Electric motors and variable speed drives (VSDs) – as used in most processes central to the manufacture of tires and general rubber goods – consume over 40% of all electricity used to power industry worldwide.
Maximising the efficiency of this equipment is, therefore, key to meeting the tire & rubber industry’s climate goals for step-change reductions in both energy-consumption and greenhouse gas emissions.
The focus areas are clearly the highly energy-intensive processes, including internal mixing, extrusion and calendering, the ‘mixing room’ or ‘compounding line’, but also auxiliary processes, such as cutting, conveying, cooling and stacking.
When it comes to energy-efficiency, the mixing process is of particular importance, given the high levels of power and control required in converting rubber raw materials and additives into specialised compounds.
Motors and drives play an important role in optimising rubber mixing and other processes, according to Fausto Belotti, global segment manager at ABB’s rubber and plastics drive products division.
Increasingly, he said, tire and rubber-product makers need to get fully up to speed with the latest drives & motors technologies: understanding which can best deliver the required reductions in energy-consumption and emissions going forward.
“ABB supplies the necessary information to the end-users, the tire makers and rubber processors,” explains Belotti.
Tire and rubber companies, he said are “increasingly, very interested in highly energy efficient systems, because the power involved in their processes is huge.
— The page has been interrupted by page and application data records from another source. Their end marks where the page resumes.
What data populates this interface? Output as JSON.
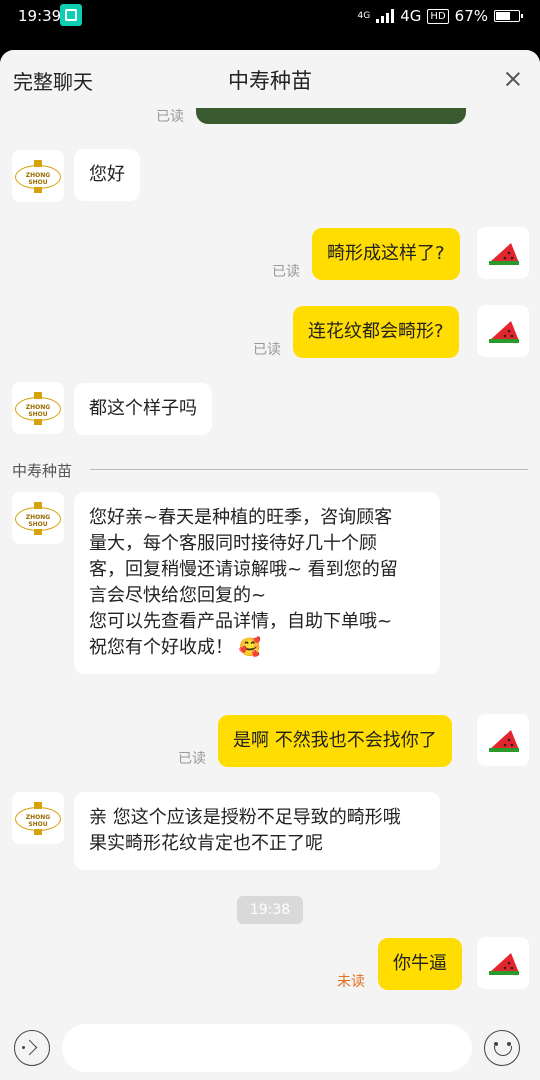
{
  "status_bar": {
    "time": "19:39",
    "network": "4G",
    "signal_badge": "4G",
    "hd_label": "HD",
    "battery_percent": "67%",
    "battery_level": 0.67
  },
  "header": {
    "left_label": "完整聊天",
    "title": "中寿种苗",
    "close_icon": "close-icon"
  },
  "logo_text": "ZHONG SHOU",
  "messages": {
    "img_read": "已读",
    "m1": "您好",
    "m2": "畸形成这样了?",
    "m2_read": "已读",
    "m3": "连花纹都会畸形?",
    "m3_read": "已读",
    "m4": "都这个样子吗",
    "separator_name": "中寿种苗",
    "m5_lines": [
      "您好亲~春天是种植的旺季，咨询顾客",
      "量大，每个客服同时接待好几十个顾",
      "客，回复稍慢还请谅解哦~ 看到您的留",
      "言会尽快给您回复的~",
      "您可以先查看产品详情，自助下单哦~",
      "祝您有个好收成！ 🥰"
    ],
    "m6": "是啊  不然我也不会找你了",
    "m6_read": "已读",
    "m7_lines": [
      "亲 您这个应该是授粉不足导致的畸形哦",
      "果实畸形花纹肯定也不正了呢"
    ],
    "time_divider": "19:38",
    "m8": "你牛逼",
    "m8_status": "未读"
  },
  "input_bar": {
    "voice_icon": "voice-icon",
    "emoji_icon": "emoji-icon"
  },
  "colors": {
    "outgoing_bubble": "#ffdd00",
    "incoming_bubble": "#ffffff",
    "unread": "#e0701f"
  }
}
Saving just 1% though energy efficiency means a lot of money, especially with today’s spiralling electricity costs.”
While much focus is on the energy-efficiency, there is also a need to inform end-users about serviceability and maintenance issues around drives and motors.
Saving money at the initial stage in these areas can lead to major costs further down the line, cautioned Belotti, adding that “there must be a good balance across all the goals of the end-user.”
In this arena, Belotti points to the emergence of synchronous reluctance (SynRM) motors that while “costing a little more” than regular induction motors deliver much higher levels of efficiency.
“Due to the advanced technology within SynRM motors, they use much less energy,” said Belotti, adding that “given today’s high energy prices, payback times of just a few months are possible.”
One particular advantage is that the inherent ‘zero slip’ performance of synchronous technology allows the selection of smaller frame-size motors, thereby delivering immediate capital-cost savings to the end-user.
For example, a classic combination of IE5 SynRM motors and VSDs can reduce energy losses by up to 50% compared to IE2 induction motors and 40% compared to IE3 , said Belotti.
Replacing legacy motors with a SynRM and VSD package, he continued, typically reduces energy bills by 14 to 25%. “Lower energy use also means that the total cost of ownership (TCO) will be reduced too. In fact, the price of a motor is only a fraction of the cost (2%) of the energy used to run it.
“In addition, IE5 SynRM motors have the same dimensions and output power as induction motors, so no mechanical modifications are necessary. They are easy to retrofit in place of older induction motors.”
Lower energy-consumption, the ABB expert further emphasised, “helps to cut emissions of greenhouse gases, making SynRM motors a more sustainable choice than induction motors.”
An added environmental sustainability benefit is that SynRM motors do not contain any rare earth materials, unlike permanent magnet synchronous motors (PMSM), noted Belotti.
On the drives side, by using a ‘low harmonic drive’ solution, a key consideration is the reduction or elimination of harmonics, which can cause interruptions, interference and downtime by ‘polluting’ electrical networks – causing connected equipment to perform erratically.
Furthermore, harmonics can cause damage to sensitive electronics, circuit breaks, interference in communication equipment and even false readings on measurement devices. Other potential impacts include overheating of transformers, cables, motors, generators and capacitors.
As well as leading to expensive downtime, Belotti pointed out that plant equipment is often oversized to tolerate harmonics, leading to higher investment and running costs and underutilised capacity.
As “prevention is better than a cure,” the ABB manager recommended the latest ultra-low harmonic drives that, compared to a conventional drive, can reduce harmonic content by up to 97% versus standard drives equipped with a six-diode pulse supply unit.
These compact drives, he said, eliminate the need for external filters, multi-pulse arrangements or special transformers, while “simple installation” offers significant space, time and cost savings.
Ultra-low harmonic drives achieve a unity power factor, so that electrical energy is used efficiently, said Belotti, explaining that “this efficiency means that you could potentially select a motor that is one size lower. In addition, because you don’t have to consider reactive currents you can select small cables, which again offer a cost saving.
Furthermore, a low harmonic drive can also be used as a power factor compensator to correct the line reactive power – in other words by using the latest drive technologies in combination with SynRM motors in tire and rubber manufacturing processes you can achieve better overall system efficiency and less carbon footprint with significant cost savings.”
As an indication of rising demand for these technologies, that major companies both tire manufacturers and rubber goods producers are now starting to standardise globally on low harmonic drives and SynRM motors for retrofitting and new plants, the ABB manager concluded.